One man stopped him in the street. Ã¢ÂÂAld-rigger,Ã¢ÂÂ he snarled, mispronouncing his name. The moustachioed goalscorer waited for him to complete his sentence but he simply spat on the ground.
A few weeks later, despite complaining of Ã¢ÂÂthe sh*ts,Ã¢ÂÂ Aldridge scored twice for Sociedad in the Camp Nou. The fans decided that foreigners werenÃ¢ÂÂt so bad after all and he bagged 22 goals that season.
Dalian Atkinson and Kevin Richardson duly moved to the wonderful city of San Sebastian, where Sociedad play. And when Aldridge left, there were protests in the streets.
ItÃ¢ÂÂs one example of fans being feckless hypocrites.
Alan Smith was hated by Manchester United fans when he played for Leeds. He was considered a badge kissing, Vimto lipped Yorkshire *******.
There were stories of him flicking the vees up at United fans on the M62 - after admittedly being provoked to do so.
Then he signed for United. And worked hard on and off the field. Smith became reasonably popular.
Smudge kisses the badge on his chest etc...
Many Manchester United fans are outraged about the signing of Michael Owen. Two weeks ago he was a rat eating Scouse ****. His glossy brochure and downfall was sneered at.
Last Friday he signed for United, provoking a huge and far-from-favourable reaction.
IÃ¢ÂÂve read one disgusted fan offering his recently purchased season tickets for sale at a 20 percent discount because of OwenÃ¢ÂÂs arrival.
And while message boards donÃ¢ÂÂt accurately reflect reality, there are plenty of sane United match-going fans with serious reservations.
One United We Stand contributor told me that while Michael Owen might get 25 goals a season, heÃ¢ÂÂll never be a United player.
Another said: Ã¢ÂÂHmmm, not sure about this one.Ã¢ÂÂ
Owen played for Liverpool. He was a hero on the then McDonaldÃ¢ÂÂs sponsored Kop. He nearly decapitated Ronny Johnsen. He gambled with abandon.
At Madrid, he learnt no Spanish, while the anything-but-Oxbridge-bright Jonathan Woodgate made the successful effort to slip into local life by learning the language.
"What's he on about Woody?"
Now, OwenÃ¢ÂÂs signed for the club I support. And, in football terms, I can see that it might be a Ferguson masterstroke, a small gamble for a potentially great return.
FootballÃ¢ÂÂs all that concerns Ferguson, who has liked Owen since he first saw him as a kid. Probably in the bookies.

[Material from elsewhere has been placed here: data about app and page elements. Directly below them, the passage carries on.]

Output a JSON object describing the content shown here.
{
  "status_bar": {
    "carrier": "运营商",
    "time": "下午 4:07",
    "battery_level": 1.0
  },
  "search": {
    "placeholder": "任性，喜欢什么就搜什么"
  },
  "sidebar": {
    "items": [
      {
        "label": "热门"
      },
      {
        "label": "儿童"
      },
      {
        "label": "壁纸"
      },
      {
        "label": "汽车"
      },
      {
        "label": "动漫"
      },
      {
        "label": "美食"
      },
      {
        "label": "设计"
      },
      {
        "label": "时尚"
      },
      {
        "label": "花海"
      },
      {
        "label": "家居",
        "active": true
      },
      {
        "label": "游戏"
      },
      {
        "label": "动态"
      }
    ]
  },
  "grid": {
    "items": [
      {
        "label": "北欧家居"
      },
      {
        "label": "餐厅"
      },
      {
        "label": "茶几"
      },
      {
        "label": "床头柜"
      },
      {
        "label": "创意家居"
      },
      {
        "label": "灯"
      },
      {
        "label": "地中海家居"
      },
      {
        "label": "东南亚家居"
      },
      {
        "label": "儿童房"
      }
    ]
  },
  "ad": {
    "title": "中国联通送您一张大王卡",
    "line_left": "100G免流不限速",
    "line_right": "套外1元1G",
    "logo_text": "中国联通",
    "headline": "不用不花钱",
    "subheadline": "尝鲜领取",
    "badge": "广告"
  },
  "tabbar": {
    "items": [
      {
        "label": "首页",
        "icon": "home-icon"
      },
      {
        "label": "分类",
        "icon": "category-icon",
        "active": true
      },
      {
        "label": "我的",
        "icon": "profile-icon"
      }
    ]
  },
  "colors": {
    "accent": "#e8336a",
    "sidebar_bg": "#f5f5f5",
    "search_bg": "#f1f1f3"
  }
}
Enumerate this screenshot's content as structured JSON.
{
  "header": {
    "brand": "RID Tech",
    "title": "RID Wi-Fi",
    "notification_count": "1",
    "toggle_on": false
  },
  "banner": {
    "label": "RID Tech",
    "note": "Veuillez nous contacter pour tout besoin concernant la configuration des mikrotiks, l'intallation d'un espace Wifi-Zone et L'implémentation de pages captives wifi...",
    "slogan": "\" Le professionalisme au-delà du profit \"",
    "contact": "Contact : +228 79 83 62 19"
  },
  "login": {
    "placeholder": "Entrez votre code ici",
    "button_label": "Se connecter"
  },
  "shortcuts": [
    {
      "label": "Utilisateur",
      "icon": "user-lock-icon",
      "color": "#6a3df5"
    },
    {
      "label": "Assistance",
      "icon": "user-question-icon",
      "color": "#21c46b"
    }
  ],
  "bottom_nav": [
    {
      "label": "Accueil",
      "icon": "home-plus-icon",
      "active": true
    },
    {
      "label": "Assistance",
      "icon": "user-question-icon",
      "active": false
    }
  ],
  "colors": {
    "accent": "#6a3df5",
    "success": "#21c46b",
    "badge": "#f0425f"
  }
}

I left an interview with David Gill in Tokyo four years ago convinced that United were about to sign Owen. It didnÃ¢ÂÂt happen, but FergusonÃ¢ÂÂs followed his progress. Or lack of it.
Ferguson also has no time for the hostilities of fan culture. He saw the damage that sectarianism did to football in the west of Scotland and despises what he considers bigotry.
He doesnÃ¢ÂÂt like United fans singing songs against Liverpool, Leeds or Manchester City.
He also doesnÃ¢ÂÂt like being told who he should and should not sign. And if he did listen, where should he draw the limits?
Not sign Southerners, Yorkshiremen, former players from Liverpool, City, Leeds, Arsenal, Chelsea or Stoke?
Or should he avoid signing tools? From my 90s United book, it seems that while Peter Schmeichel was considered the best goalkeeper in the worldÃ¢ÂÂ¦ he was also seen as being, well, a bit different.
"Look, I don't care who he is. If he can score, he's in"
Professional footballers see things totally different from fans. They spend the Saturdays of their youth, not on coaches to away games, but on municipal playing fields and in academies.
They donÃ¢ÂÂt really hate rivals Ã¢ÂÂ though there are a few exceptions.
If Owen scores against Liverpool and celebrates like a happy Smurf, many United fans will be all over him like a bad rash.
HeÃ¢ÂÂll be briefed to say the right things. If heÃ¢ÂÂs lucky heÃ¢ÂÂll get a decent song.
And if he doesnÃ¢ÂÂt, then heÃ¢ÂÂll remain a rat eating Scouse **** (whoÃ¢ÂÂs not actually a Scouser) with a childÃ¢ÂÂs voice.